You can stop using Wi-Fi until your routers are fixed, and switch to Ethernet instead. You should also consider using Virtual Private Networks (VPN) to obfuscate your internet usage, especially if you keep using Wi-Fi, and especially in those places where you don’t control the wireless network. Also, make sure use HTTPS when browsing the web and other security protocols to encrypt all your traffic. However, you might not be able to do anything about the smart devices that connect via Wi-Fi to your home network.


2017 will likely be the worst year ever for cable TV as cord cutting continues

If you ever wanted proof that cord cutting is more than just a fad, look no further than cancellation numbers for pay TV subscriptions. In 2016, Bloomberg reported that cable, satellite and telecom TV services lost a total of 1.7 million paid subscribers that year. That was estimated to be the largest exodus of pay TV customers ever recorded, but according to Exstreamist, that record could be broken as soon as this year.

Based on Exstreamist’s estimates and data gathered from telecom giants such as AT&T, Comcast, Dish, Charter and Verizon, between 1.8 and 1.9 million subscribers could cancel their cable package by the end of 2017.

Considering how expensive cable subscriptions have become, this doesn’t come as much of a surprise. There are also new streaming services popping up every week, many of which include (or focus on) live TV programming. Why pay over $100 for cable when you can get all the same channels on DirecTV Now, Sling or YouTube TV for less than half the price? Plus, with a majority of these services, you can watch TV on any device you own and even record shows on the cloud. And if you ever lose interest, you can cancel any time you want, free of charge.

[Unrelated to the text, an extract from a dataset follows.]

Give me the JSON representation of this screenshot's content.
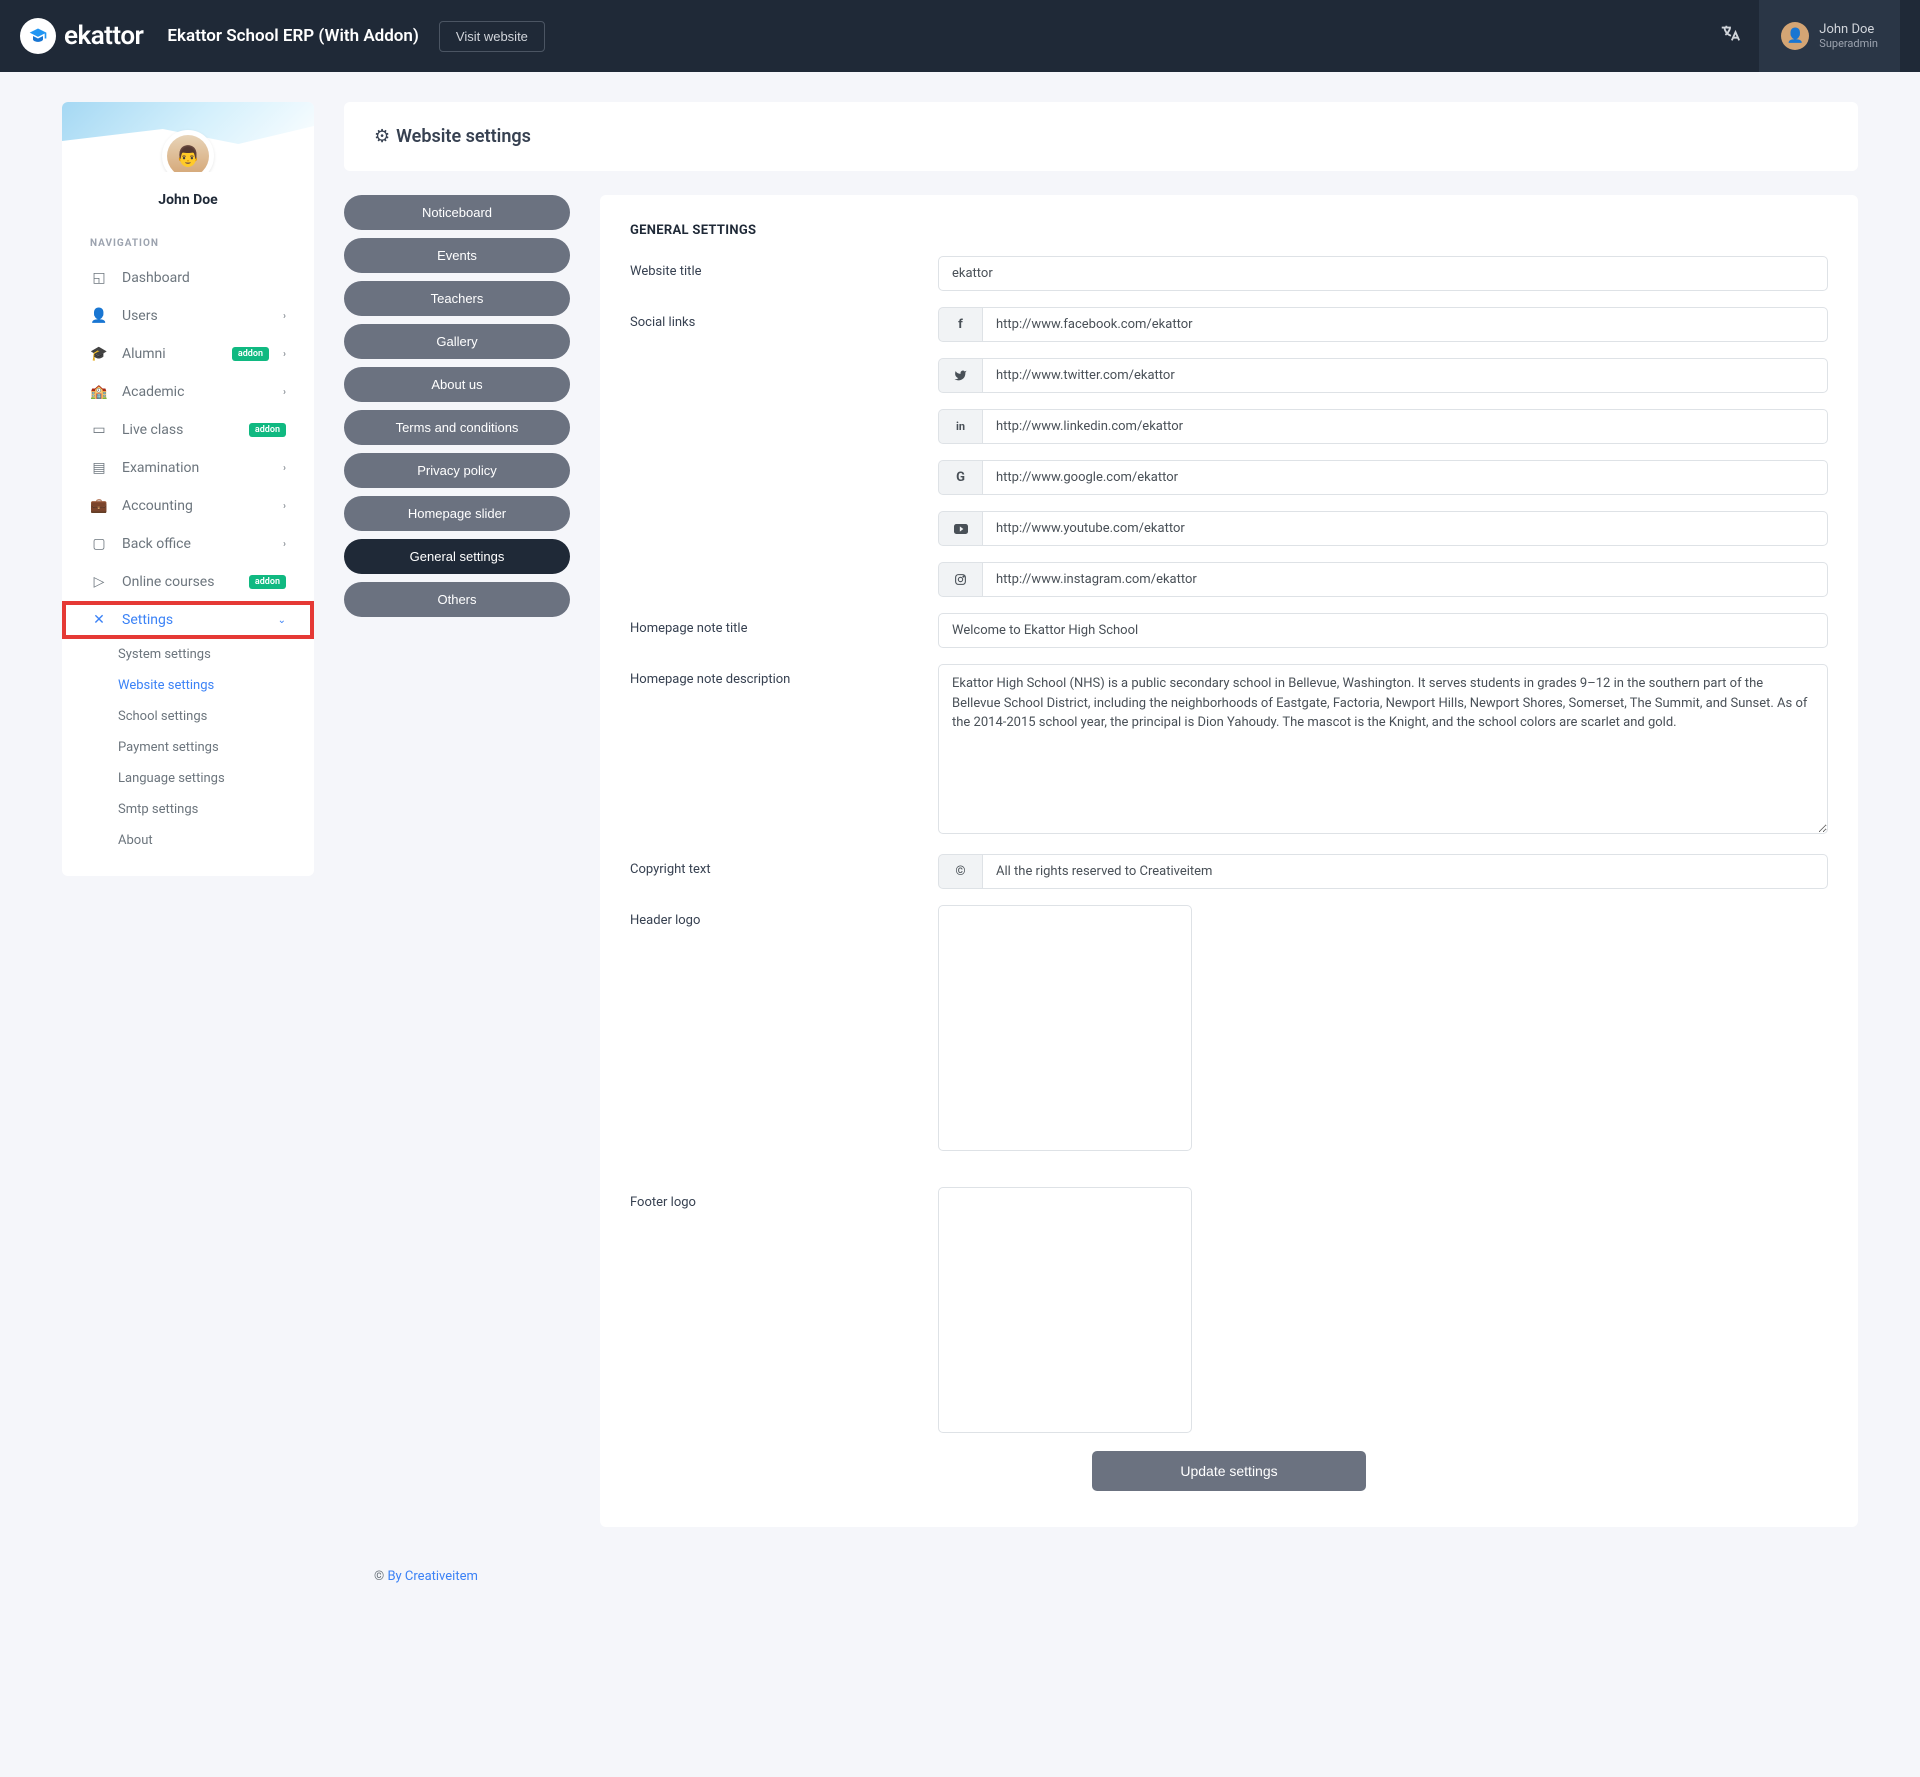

Some cable providers have begun to fight fire with fire by offering streaming solutions of their own, but none of them have attracted the kind of attention that Hulu Live TV, DirecTV Now and the like have received.

Exstreamist’s estimation for total cancellations this year is just that — an estimation — but data shows that 470,000 people cut the cord in the third quarter of 2017 alone. As streaming services continue to dominate the conversation, this trend is only going to get worse for cable providers. 2018 could be yet another record-breaking year.